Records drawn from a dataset
* * * * * * * * *

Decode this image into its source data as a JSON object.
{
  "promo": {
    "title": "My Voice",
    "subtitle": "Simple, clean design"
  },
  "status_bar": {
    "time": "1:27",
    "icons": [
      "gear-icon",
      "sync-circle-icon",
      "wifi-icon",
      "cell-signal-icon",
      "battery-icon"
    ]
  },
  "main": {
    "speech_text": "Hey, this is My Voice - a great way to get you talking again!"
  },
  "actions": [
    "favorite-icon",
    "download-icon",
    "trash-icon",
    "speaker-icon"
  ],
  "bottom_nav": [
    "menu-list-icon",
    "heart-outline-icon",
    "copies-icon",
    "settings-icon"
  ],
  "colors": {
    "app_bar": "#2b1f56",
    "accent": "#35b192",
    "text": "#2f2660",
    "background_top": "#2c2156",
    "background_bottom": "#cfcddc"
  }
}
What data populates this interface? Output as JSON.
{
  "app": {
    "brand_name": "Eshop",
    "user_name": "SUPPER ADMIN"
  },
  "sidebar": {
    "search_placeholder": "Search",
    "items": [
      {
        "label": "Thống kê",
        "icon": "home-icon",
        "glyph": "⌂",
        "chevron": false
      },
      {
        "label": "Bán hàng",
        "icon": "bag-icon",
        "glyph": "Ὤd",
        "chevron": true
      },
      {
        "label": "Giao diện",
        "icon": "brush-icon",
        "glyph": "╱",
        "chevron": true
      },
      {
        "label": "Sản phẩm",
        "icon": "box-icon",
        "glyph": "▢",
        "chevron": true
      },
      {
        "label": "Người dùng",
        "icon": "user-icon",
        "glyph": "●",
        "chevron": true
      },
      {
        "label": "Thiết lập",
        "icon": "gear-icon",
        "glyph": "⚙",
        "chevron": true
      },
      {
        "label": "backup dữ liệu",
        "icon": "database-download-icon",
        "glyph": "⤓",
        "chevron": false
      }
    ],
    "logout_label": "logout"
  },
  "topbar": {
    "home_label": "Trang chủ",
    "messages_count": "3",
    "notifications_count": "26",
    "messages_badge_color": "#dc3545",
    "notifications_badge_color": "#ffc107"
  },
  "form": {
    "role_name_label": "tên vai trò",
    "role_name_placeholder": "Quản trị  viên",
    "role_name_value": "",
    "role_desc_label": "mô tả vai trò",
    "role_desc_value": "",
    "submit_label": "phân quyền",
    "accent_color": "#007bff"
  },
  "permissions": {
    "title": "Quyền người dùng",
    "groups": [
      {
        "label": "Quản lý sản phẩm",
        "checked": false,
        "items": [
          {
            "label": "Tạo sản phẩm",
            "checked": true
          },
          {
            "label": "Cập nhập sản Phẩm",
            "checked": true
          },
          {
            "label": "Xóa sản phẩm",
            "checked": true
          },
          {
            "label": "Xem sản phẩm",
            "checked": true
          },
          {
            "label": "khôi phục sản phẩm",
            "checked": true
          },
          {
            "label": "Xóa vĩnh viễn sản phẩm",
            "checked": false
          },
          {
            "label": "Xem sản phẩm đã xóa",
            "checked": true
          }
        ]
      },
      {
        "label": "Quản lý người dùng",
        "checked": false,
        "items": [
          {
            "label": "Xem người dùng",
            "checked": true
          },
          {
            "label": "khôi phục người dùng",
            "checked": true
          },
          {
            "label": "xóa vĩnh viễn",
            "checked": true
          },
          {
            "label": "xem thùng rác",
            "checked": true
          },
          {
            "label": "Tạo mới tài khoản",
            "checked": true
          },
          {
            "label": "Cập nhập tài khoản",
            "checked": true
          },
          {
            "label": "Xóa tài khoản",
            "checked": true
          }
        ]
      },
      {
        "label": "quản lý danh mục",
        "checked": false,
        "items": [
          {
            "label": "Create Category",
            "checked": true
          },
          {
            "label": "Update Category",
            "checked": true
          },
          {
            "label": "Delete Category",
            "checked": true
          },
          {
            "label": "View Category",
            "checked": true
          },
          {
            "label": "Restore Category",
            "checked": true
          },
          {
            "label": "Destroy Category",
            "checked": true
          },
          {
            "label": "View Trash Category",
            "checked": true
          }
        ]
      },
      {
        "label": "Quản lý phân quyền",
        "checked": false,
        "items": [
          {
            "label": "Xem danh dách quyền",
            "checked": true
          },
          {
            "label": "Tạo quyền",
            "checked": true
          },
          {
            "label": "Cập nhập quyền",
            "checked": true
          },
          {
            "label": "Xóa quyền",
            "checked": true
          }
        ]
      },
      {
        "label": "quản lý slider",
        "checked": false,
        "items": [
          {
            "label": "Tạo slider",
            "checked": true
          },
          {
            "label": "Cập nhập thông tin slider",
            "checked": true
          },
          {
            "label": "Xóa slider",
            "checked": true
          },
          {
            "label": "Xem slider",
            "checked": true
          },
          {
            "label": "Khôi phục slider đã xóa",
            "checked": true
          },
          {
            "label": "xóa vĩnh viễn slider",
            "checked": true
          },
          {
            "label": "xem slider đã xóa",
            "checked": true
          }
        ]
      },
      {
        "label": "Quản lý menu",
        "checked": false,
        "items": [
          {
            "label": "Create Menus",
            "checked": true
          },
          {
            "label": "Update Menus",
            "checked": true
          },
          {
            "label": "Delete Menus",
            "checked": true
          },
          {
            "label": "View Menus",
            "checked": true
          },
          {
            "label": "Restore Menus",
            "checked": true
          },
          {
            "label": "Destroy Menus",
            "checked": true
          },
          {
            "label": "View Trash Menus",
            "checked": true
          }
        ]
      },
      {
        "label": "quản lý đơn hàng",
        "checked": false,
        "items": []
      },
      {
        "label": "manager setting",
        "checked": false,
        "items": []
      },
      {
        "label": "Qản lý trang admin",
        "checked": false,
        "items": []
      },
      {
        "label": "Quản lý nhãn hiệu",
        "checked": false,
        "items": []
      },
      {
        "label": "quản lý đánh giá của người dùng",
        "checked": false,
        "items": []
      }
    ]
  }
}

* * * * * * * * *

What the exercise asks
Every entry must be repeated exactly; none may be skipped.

Solution
Decode this image into its source data as a JSON object.
{
  "promo": {
    "title": "My Voice",
    "subtitle": "Simple, clean design"
  },
  "status_bar": {
    "time": "1:27",
    "icons": [
      "gear-icon",
      "sync-circle-icon",
      "wifi-icon",
      "cell-signal-icon",
      "battery-icon"
    ]
  },
  "main": {
    "speech_text": "Hey, this is My Voice - a great way to get you talking again!"
  },
  "actions": [
    "favorite-icon",
    "download-icon",
    "trash-icon",
    "speaker-icon"
  ],
  "bottom_nav": [
    "menu-list-icon",
    "heart-outline-icon",
    "copies-icon",
    "settings-icon"
  ],
  "colors": {
    "app_bar": "#2b1f56",
    "accent": "#35b192",
    "text": "#2f2660",
    "background_top": "#2c2156",
    "background_bottom": "#cfcddc"
  }
}
What data populates this interface? Output as JSON.
{
  "app": {
    "brand_name": "Eshop",
    "user_name": "SUPPER ADMIN"
  },
  "sidebar": {
    "search_placeholder": "Search",
    "items": [
      {
        "label": "Thống kê",
        "icon": "home-icon",
        "glyph": "⌂",
        "chevron": false
      },
      {
        "label": "Bán hàng",
        "icon": "bag-icon",
        "glyph": "Ὤd",
        "chevron": true
      },
      {
        "label": "Giao diện",
        "icon": "brush-icon",
        "glyph": "╱",
        "chevron": true
      },
      {
        "label": "Sản phẩm",
        "icon": "box-icon",
        "glyph": "▢",
        "chevron": true
      },
      {
        "label": "Người dùng",
        "icon": "user-icon",
        "glyph": "●",
        "chevron": true
      },
      {
        "label": "Thiết lập",
        "icon": "gear-icon",
        "glyph": "⚙",
        "chevron": true
      },
      {
        "label": "backup dữ liệu",
        "icon": "database-download-icon",
        "glyph": "⤓",
        "chevron": false
      }
    ],
    "logout_label": "logout"
  },
  "topbar": {
    "home_label": "Trang chủ",
    "messages_count": "3",
    "notifications_count": "26",
    "messages_badge_color": "#dc3545",
    "notifications_badge_color": "#ffc107"
  },
  "form": {
    "role_name_label": "tên vai trò",
    "role_name_placeholder": "Quản trị  viên",
    "role_name_value": "",
    "role_desc_label": "mô tả vai trò",
    "role_desc_value": "",
    "submit_label": "phân quyền",
    "accent_color": "#007bff"
  },
  "permissions": {
    "title": "Quyền người dùng",
    "groups": [
      {
        "label": "Quản lý sản phẩm",
        "checked": false,
        "items": [
          {
            "label": "Tạo sản phẩm",
            "checked": true
          },
          {
            "label": "Cập nhập sản Phẩm",
            "checked": true
          },
          {
            "label": "Xóa sản phẩm",
            "checked": true
          },
          {
            "label": "Xem sản phẩm",
            "checked": true
          },
          {
            "label": "khôi phục sản phẩm",
            "checked": true
          },
          {
            "label": "Xóa vĩnh viễn sản phẩm",
            "checked": false
          },
          {
            "label": "Xem sản phẩm đã xóa",
            "checked": true
          }
        ]
      },
      {
        "label": "Quản lý người dùng",
        "checked": false,
        "items": [
          {
            "label": "Xem người dùng",
            "checked": true
          },
          {
            "label": "khôi phục người dùng",
            "checked": true
          },
          {
            "label": "xóa vĩnh viễn",
            "checked": true
          },
          {
            "label": "xem thùng rác",
            "checked": true
          },
          {
            "label": "Tạo mới tài khoản",
            "checked": true
          },
          {
            "label": "Cập nhập tài khoản",
            "checked": true
          },
          {
            "label": "Xóa tài khoản",
            "checked": true
          }
        ]
      },
      {
        "label": "quản lý danh mục",
        "checked": false,
        "items": [
          {
            "label": "Create Category",
            "checked": true
          },
          {
            "label": "Update Category",
            "checked": true
          },
          {
            "label": "Delete Category",
            "checked": true
          },
          {
            "label": "View Category",
            "checked": true
          },
          {
            "label": "Restore Category",
            "checked": true
          },
          {
            "label": "Destroy Category",
            "checked": true
          },
          {
            "label": "View Trash Category",
            "checked": true
          }
        ]
      },
      {
        "label": "Quản lý phân quyền",
        "checked": false,
        "items": [
          {
            "label": "Xem danh dách quyền",
            "checked": true
          },
          {
            "label": "Tạo quyền",
            "checked": true
          },
          {
            "label": "Cập nhập quyền",
            "checked": true
          },
          {
            "label": "Xóa quyền",
            "checked": true
          }
        ]
      },
      {
        "label": "quản lý slider",
        "checked": false,
        "items": [
          {
            "label": "Tạo slider",
            "checked": true
          },
          {
            "label": "Cập nhập thông tin slider",
            "checked": true
          },
          {
            "label": "Xóa slider",
            "checked": true
          },
          {
            "label": "Xem slider",
            "checked": true
          },
          {
            "label": "Khôi phục slider đã xóa",
            "checked": true
          },
          {
            "label": "xóa vĩnh viễn slider",
            "checked": true
          },
          {
            "label": "xem slider đã xóa",
            "checked": true
          }
        ]
      },
      {
        "label": "Quản lý menu",
        "checked": false,
        "items": [
          {
            "label": "Create Menus",
            "checked": true
          },
          {
            "label": "Update Menus",
            "checked": true
          },
          {
            "label": "Delete Menus",
            "checked": true
          },
          {
            "label": "View Menus",
            "checked": true
          },
          {
            "label": "Restore Menus",
            "checked": true
          },
          {
            "label": "Destroy Menus",
            "checked": true
          },
          {
            "label": "View Trash Menus",
            "checked": true
          }
        ]
      },
      {
        "label": "quản lý đơn hàng",
        "checked": false,
        "items": []
      },
      {
        "label": "manager setting",
        "checked": false,
        "items": []
      },
      {
        "label": "Qản lý trang admin",
        "checked": false,
        "items": []
      },
      {
        "label": "Quản lý nhãn hiệu",
        "checked": false,
        "items": []
      },
      {
        "label": "quản lý đánh giá của người dùng",
        "checked": false,
        "items": []
      }
    ]
  }
}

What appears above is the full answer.